Louis van Gaal is under fire at Manchester United after their shock exit from Champions League, Bayern Munich's Pep Guardiola is already rumoured to be leaving for the Premier League at the end of his contract in the summer, and Mourinho's name will now be bandied about with one-time Chelsea boss Carlo Ancelotti, Italian national manager Antonio Conte, ex-Liverpool manager Brendan Rodgers and Atletico Madrid's Diego Simeone for any high-profile opening going forward.
There is plenty of blame to be shared for Chelsea's free fall. Mourinho's brash demeanor went from galvanising to irritating in the locker room as the losses mounted and the goals dried up. That came to the forefront as his relationship with prickly striker Diego Costa deteriorated and the manager excoriated his players following Monday's 2-1 loss to front-running Leicester City, saying he felt "betrayed" by their efforts.

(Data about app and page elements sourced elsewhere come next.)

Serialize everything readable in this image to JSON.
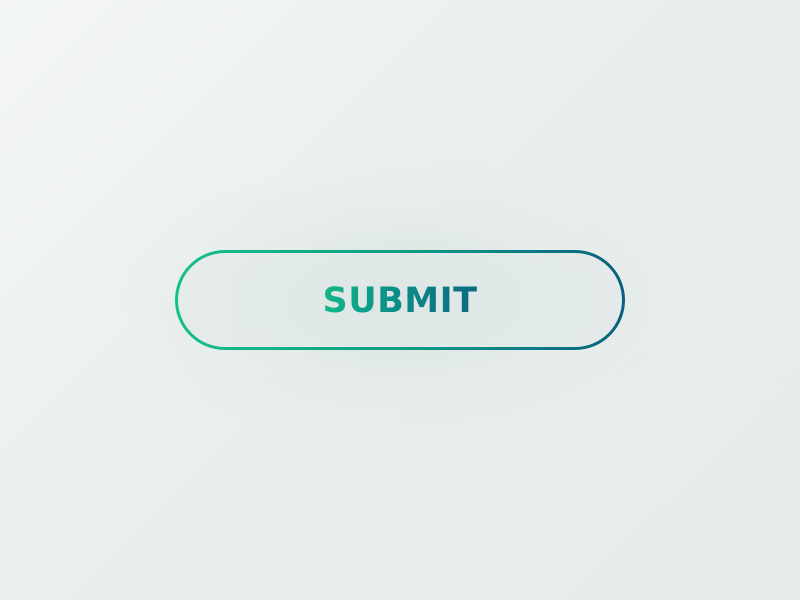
{
  "submit_button": {
    "label": "SUBMIT"
  },
  "colors": {
    "gradient_start": "#14c08a",
    "gradient_end": "#0b5f80",
    "background": "#eef2f0"
  }
}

The players also are at fault. Last season, Costa was a ruthless goal-scoring nuisance who gave relentless effort and shared the same wavelength with playmaker Cesc Fabregas. This season, Costa has been only petulant - he has just three goals in league play - and Fabregas has totaled two assists.

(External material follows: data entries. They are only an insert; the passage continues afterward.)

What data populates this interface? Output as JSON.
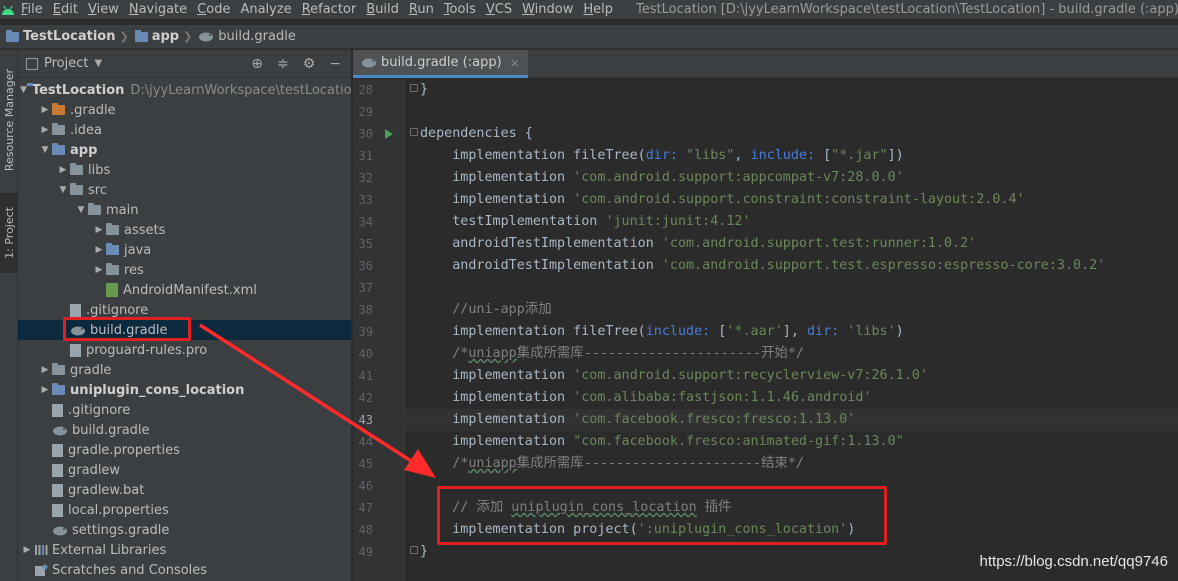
{
  "menubar": {
    "items": [
      {
        "label": "File",
        "mnemonic": "F",
        "rest": "ile"
      },
      {
        "label": "Edit",
        "mnemonic": "E",
        "rest": "dit"
      },
      {
        "label": "View",
        "mnemonic": "V",
        "rest": "iew"
      },
      {
        "label": "Navigate",
        "mnemonic": "N",
        "rest": "avigate"
      },
      {
        "label": "Code",
        "mnemonic": "C",
        "rest": "ode"
      },
      {
        "label": "Analyze",
        "mnemonic": "",
        "rest": "Analyze"
      },
      {
        "label": "Refactor",
        "mnemonic": "R",
        "rest": "efactor"
      },
      {
        "label": "Build",
        "mnemonic": "B",
        "rest": "uild"
      },
      {
        "label": "Run",
        "mnemonic": "R",
        "rest": "un"
      },
      {
        "label": "Tools",
        "mnemonic": "T",
        "rest": "ools"
      },
      {
        "label": "VCS",
        "mnemonic": "V",
        "rest": "CS"
      },
      {
        "label": "Window",
        "mnemonic": "W",
        "rest": "indow"
      },
      {
        "label": "Help",
        "mnemonic": "H",
        "rest": "elp"
      }
    ],
    "window_title": "TestLocation [D:\\jyyLearnWorkspace\\testLocation\\TestLocation] - build.gradle (:app) - Android S"
  },
  "breadcrumbs": {
    "project": "TestLocation",
    "module": "app",
    "file": "build.gradle"
  },
  "left_strip": {
    "resource_manager": "Resource Manager",
    "project_tab": "1: Project"
  },
  "project_panel": {
    "title": "Project",
    "tree": [
      {
        "label": "TestLocation",
        "path": "D:\\jyyLearnWorkspace\\testLocation\\",
        "indent": 0,
        "arrow": "open",
        "icon": "folder-blue",
        "bold": true
      },
      {
        "label": ".gradle",
        "indent": 1,
        "arrow": "closed",
        "icon": "folder-orange"
      },
      {
        "label": ".idea",
        "indent": 1,
        "arrow": "closed",
        "icon": "folder"
      },
      {
        "label": "app",
        "indent": 1,
        "arrow": "open",
        "icon": "folder-blue",
        "bold": true
      },
      {
        "label": "libs",
        "indent": 2,
        "arrow": "closed",
        "icon": "folder"
      },
      {
        "label": "src",
        "indent": 2,
        "arrow": "open",
        "icon": "folder"
      },
      {
        "label": "main",
        "indent": 3,
        "arrow": "open",
        "icon": "folder"
      },
      {
        "label": "assets",
        "indent": 4,
        "arrow": "closed",
        "icon": "folder"
      },
      {
        "label": "java",
        "indent": 4,
        "arrow": "closed",
        "icon": "folder-blue"
      },
      {
        "label": "res",
        "indent": 4,
        "arrow": "closed",
        "icon": "folder"
      },
      {
        "label": "AndroidManifest.xml",
        "indent": 4,
        "arrow": "none",
        "icon": "manifest"
      },
      {
        "label": ".gitignore",
        "indent": 2,
        "arrow": "none",
        "icon": "file"
      },
      {
        "label": "build.gradle",
        "indent": 2,
        "arrow": "none",
        "icon": "gradle",
        "selected": true
      },
      {
        "label": "proguard-rules.pro",
        "indent": 2,
        "arrow": "none",
        "icon": "file"
      },
      {
        "label": "gradle",
        "indent": 1,
        "arrow": "closed",
        "icon": "folder"
      },
      {
        "label": "uniplugin_cons_location",
        "indent": 1,
        "arrow": "closed",
        "icon": "folder-blue",
        "bold": true
      },
      {
        "label": ".gitignore",
        "indent": 1,
        "arrow": "none",
        "icon": "file"
      },
      {
        "label": "build.gradle",
        "indent": 1,
        "arrow": "none",
        "icon": "gradle"
      },
      {
        "label": "gradle.properties",
        "indent": 1,
        "arrow": "none",
        "icon": "file"
      },
      {
        "label": "gradlew",
        "indent": 1,
        "arrow": "none",
        "icon": "file"
      },
      {
        "label": "gradlew.bat",
        "indent": 1,
        "arrow": "none",
        "icon": "file"
      },
      {
        "label": "local.properties",
        "indent": 1,
        "arrow": "none",
        "icon": "file"
      },
      {
        "label": "settings.gradle",
        "indent": 1,
        "arrow": "none",
        "icon": "gradle"
      },
      {
        "label": "External Libraries",
        "indent": 0,
        "arrow": "closed",
        "icon": "libs"
      },
      {
        "label": "Scratches and Consoles",
        "indent": 0,
        "arrow": "none",
        "icon": "scratch"
      }
    ]
  },
  "editor": {
    "tab_label": "build.gradle (:app)",
    "tab_close": "×",
    "current_line": 43,
    "lines": [
      {
        "n": 28,
        "parts": [
          [
            "p",
            "}"
          ]
        ]
      },
      {
        "n": 29,
        "parts": []
      },
      {
        "n": 30,
        "parts": [
          [
            "p",
            "dependencies {"
          ]
        ]
      },
      {
        "n": 31,
        "parts": [
          [
            "p",
            "    implementation fileTree("
          ],
          [
            "k",
            "dir: "
          ],
          [
            "s",
            "\"libs\""
          ],
          [
            "p",
            ", "
          ],
          [
            "k",
            "include: "
          ],
          [
            "p",
            "["
          ],
          [
            "s",
            "\"*.jar\""
          ],
          [
            "p",
            "])"
          ]
        ]
      },
      {
        "n": 32,
        "parts": [
          [
            "p",
            "    implementation "
          ],
          [
            "s",
            "'com.android.support:appcompat-v7:28.0.0'"
          ]
        ]
      },
      {
        "n": 33,
        "parts": [
          [
            "p",
            "    implementation "
          ],
          [
            "s",
            "'com.android.support.constraint:constraint-layout:2.0.4'"
          ]
        ]
      },
      {
        "n": 34,
        "parts": [
          [
            "p",
            "    testImplementation "
          ],
          [
            "s",
            "'junit:junit:4.12'"
          ]
        ]
      },
      {
        "n": 35,
        "parts": [
          [
            "p",
            "    androidTestImplementation "
          ],
          [
            "s",
            "'com.android.support.test:runner:1.0.2'"
          ]
        ]
      },
      {
        "n": 36,
        "parts": [
          [
            "p",
            "    androidTestImplementation "
          ],
          [
            "s",
            "'com.android.support.test.espresso:espresso-core:3.0.2'"
          ]
        ]
      },
      {
        "n": 37,
        "parts": []
      },
      {
        "n": 38,
        "parts": [
          [
            "c",
            "    //uni-app添加"
          ]
        ]
      },
      {
        "n": 39,
        "parts": [
          [
            "p",
            "    implementation fileTree("
          ],
          [
            "k",
            "include: "
          ],
          [
            "p",
            "["
          ],
          [
            "s",
            "'*.aar'"
          ],
          [
            "p",
            "], "
          ],
          [
            "k",
            "dir: "
          ],
          [
            "s",
            "'libs'"
          ],
          [
            "p",
            ")"
          ]
        ]
      },
      {
        "n": 40,
        "parts": [
          [
            "c",
            "    /*"
          ],
          [
            "cu",
            "uniapp"
          ],
          [
            "c",
            "集成所需库----------------------开始*/"
          ]
        ]
      },
      {
        "n": 41,
        "parts": [
          [
            "p",
            "    implementation "
          ],
          [
            "s",
            "'com.android.support:recyclerview-v7:26.1.0'"
          ]
        ]
      },
      {
        "n": 42,
        "parts": [
          [
            "p",
            "    implementation "
          ],
          [
            "s",
            "'com.alibaba:fastjson:1.1.46.android'"
          ]
        ]
      },
      {
        "n": 43,
        "parts": [
          [
            "p",
            "    implementation "
          ],
          [
            "s",
            "'com.facebook.fresco:fresco:1.13.0'"
          ]
        ]
      },
      {
        "n": 44,
        "parts": [
          [
            "p",
            "    implementation "
          ],
          [
            "s",
            "\"com.facebook.fresco:animated-gif:1.13.0\""
          ]
        ]
      },
      {
        "n": 45,
        "parts": [
          [
            "c",
            "    /*"
          ],
          [
            "cu",
            "uniapp"
          ],
          [
            "c",
            "集成所需库----------------------结束*/"
          ]
        ]
      },
      {
        "n": 46,
        "parts": []
      },
      {
        "n": 47,
        "parts": [
          [
            "c",
            "    // 添加 "
          ],
          [
            "cu",
            "uniplugin_cons_location"
          ],
          [
            "c",
            " 插件"
          ]
        ]
      },
      {
        "n": 48,
        "parts": [
          [
            "p",
            "    implementation project("
          ],
          [
            "s",
            "':uniplugin_cons_location'"
          ],
          [
            "p",
            ")"
          ]
        ]
      },
      {
        "n": 49,
        "parts": [
          [
            "p",
            "}"
          ]
        ]
      }
    ]
  },
  "watermark": "https://blog.csdn.net/qq9746",
  "colors": {
    "string": "#6a8759",
    "named_arg": "#467cda",
    "comment": "#808080",
    "plain": "#a9b7c6",
    "highlight_box": "#e02020",
    "selection": "#0d293e"
  }
}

The backline and spine, a pillar of strength last season when Chelsea conceded 32 league goals, has been ravaged by injuries, age and player decline. First-choice goalkeeper Thibaut Courtois has lost both his matches since returning from a knee injury, and beloved captain and centre back John Terry has looked every bit his 35 years, with mere flashes of strong play and few 90-minute showings.

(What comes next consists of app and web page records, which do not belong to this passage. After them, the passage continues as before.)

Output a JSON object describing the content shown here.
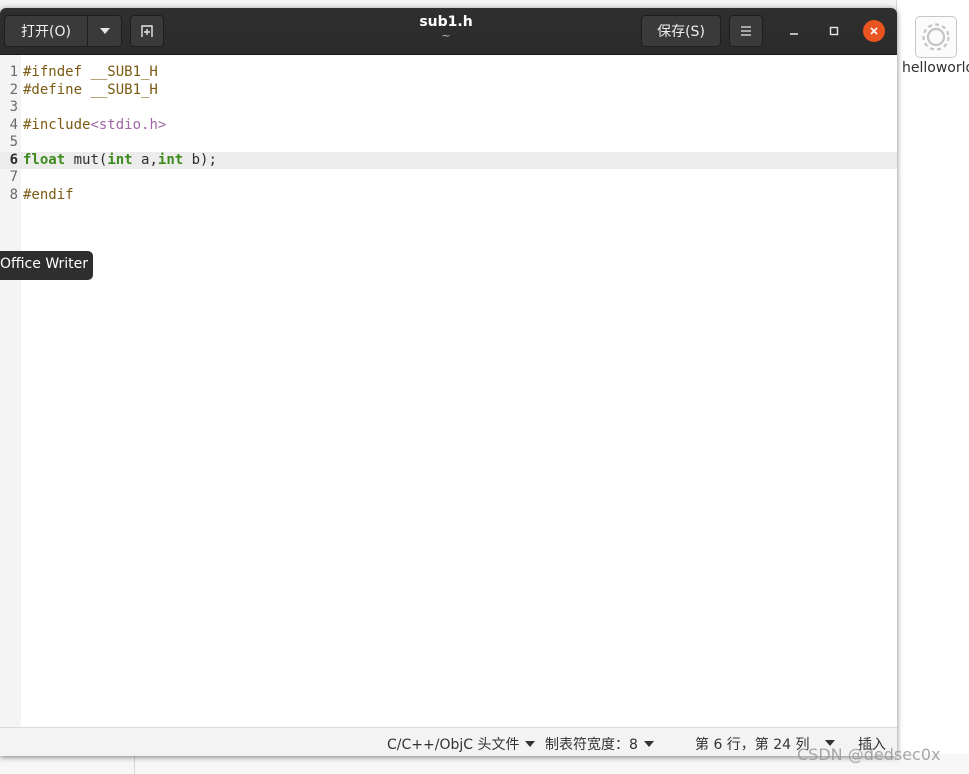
{
  "window": {
    "title": "sub1.h",
    "subtitle": "~"
  },
  "headerbar": {
    "open_label": "打开(O)",
    "open_dropdown_icon": "caret-down-icon",
    "new_tab_icon": "new-document-icon",
    "save_label": "保存(S)",
    "menu_icon": "hamburger-menu-icon",
    "minimize_icon": "minimize-icon",
    "maximize_icon": "maximize-icon",
    "close_icon": "close-icon",
    "close_color": "#e95420"
  },
  "editor": {
    "current_line": 6,
    "lines": [
      {
        "number": "1",
        "tokens": [
          {
            "t": "#ifndef __SUB1_H",
            "c": "pre"
          }
        ]
      },
      {
        "number": "2",
        "tokens": [
          {
            "t": "#define __SUB1_H",
            "c": "pre"
          }
        ]
      },
      {
        "number": "3",
        "tokens": []
      },
      {
        "number": "4",
        "tokens": [
          {
            "t": "#include",
            "c": "pre"
          },
          {
            "t": "<stdio.h>",
            "c": "str"
          }
        ]
      },
      {
        "number": "5",
        "tokens": []
      },
      {
        "number": "6",
        "tokens": [
          {
            "t": "float",
            "c": "kw"
          },
          {
            "t": " mut(",
            "c": "plain"
          },
          {
            "t": "int",
            "c": "kw"
          },
          {
            "t": " a,",
            "c": "plain"
          },
          {
            "t": "int",
            "c": "kw"
          },
          {
            "t": " b);",
            "c": "plain"
          }
        ]
      },
      {
        "number": "7",
        "tokens": []
      },
      {
        "number": "8",
        "tokens": [
          {
            "t": "#endif",
            "c": "pre"
          }
        ]
      }
    ]
  },
  "tooltip": {
    "text": "Office Writer"
  },
  "statusbar": {
    "language": "C/C++/ObjC 头文件",
    "tab_width": "制表符宽度：8",
    "position": "第 6 行，第 24 列",
    "insert_mode": "插入"
  },
  "desktop": {
    "file_label": "helloworld",
    "file_icon": "gear-document-icon"
  },
  "watermark": "CSDN @dedsec0x"
}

Branislav Ivanovic's form has taken a dramatic downturn, while only midfielder Willian has carried over his quality into this season - his staggering proficiency taking free kicks in both Champions League and domestic play saving Chelsea further blushes.
"This is essentially the same group of players who won the league and the League Cup last season. They did in style and they did it by showing commitment and by sweating tears and blood for the club when needed," technical director Michael Emenalo said in a Chelsea website interview.
"The players have a responsibility to go out and prove everybody wrong and show a certain level of commitment ... to try to get the club up the league table."
The lack of quality has also been evident at Stamford Bridge, where an opponent securing three points while Mourinho stalked the touchline was once a near-impossibility. Chelsea have 10 points and four losses from their eight home matches after Mourinho entered this season 76-21-1 lifetime in league play.
Amid this turbulent scene in south London enters Sunderland (3-3-10), already engaged in avoiding the drop once more but with an opportunity to leapfrog Chelsea in the table with a victory. Ahead of only Aston Villa, the Black Cats have dropped back-to-back contests and come off a 1-0 home loss to Watford in which they had only two shots on target.
The schedule makers did not provide Sunderland any holiday cheer, as a Boxing Day trip to Manchester City and a home match versus Liverpool follow this contest, but manager Sam Allardyce is focused only on adding to Chelsea's woes.
"Our job on Saturday is to try and continue that cloud Chelsea are under," he said according to Sunderland's Twitter account. "We have to play our best on Saturday irrespective of the form Chelsea have been in."
Allardyce will definitely be without midfielders Lee Cattermole and Sebastian Larsson, though Younes Kaboul is expected to return. Sebastian Coates, however, will be a match-time decision.
Sunderland's 2-1 shock result April 19, 2014, was Mourinho's only home loss in league play prior to this season. Chelsea took four points off the Black Cats in 2014-15, winning 3-1 in the corresponding fixture.
Both of Sunderland's victories in the last 22 league meetings (2-2-18) between the teams dating to the 2001-02 season have come in south London.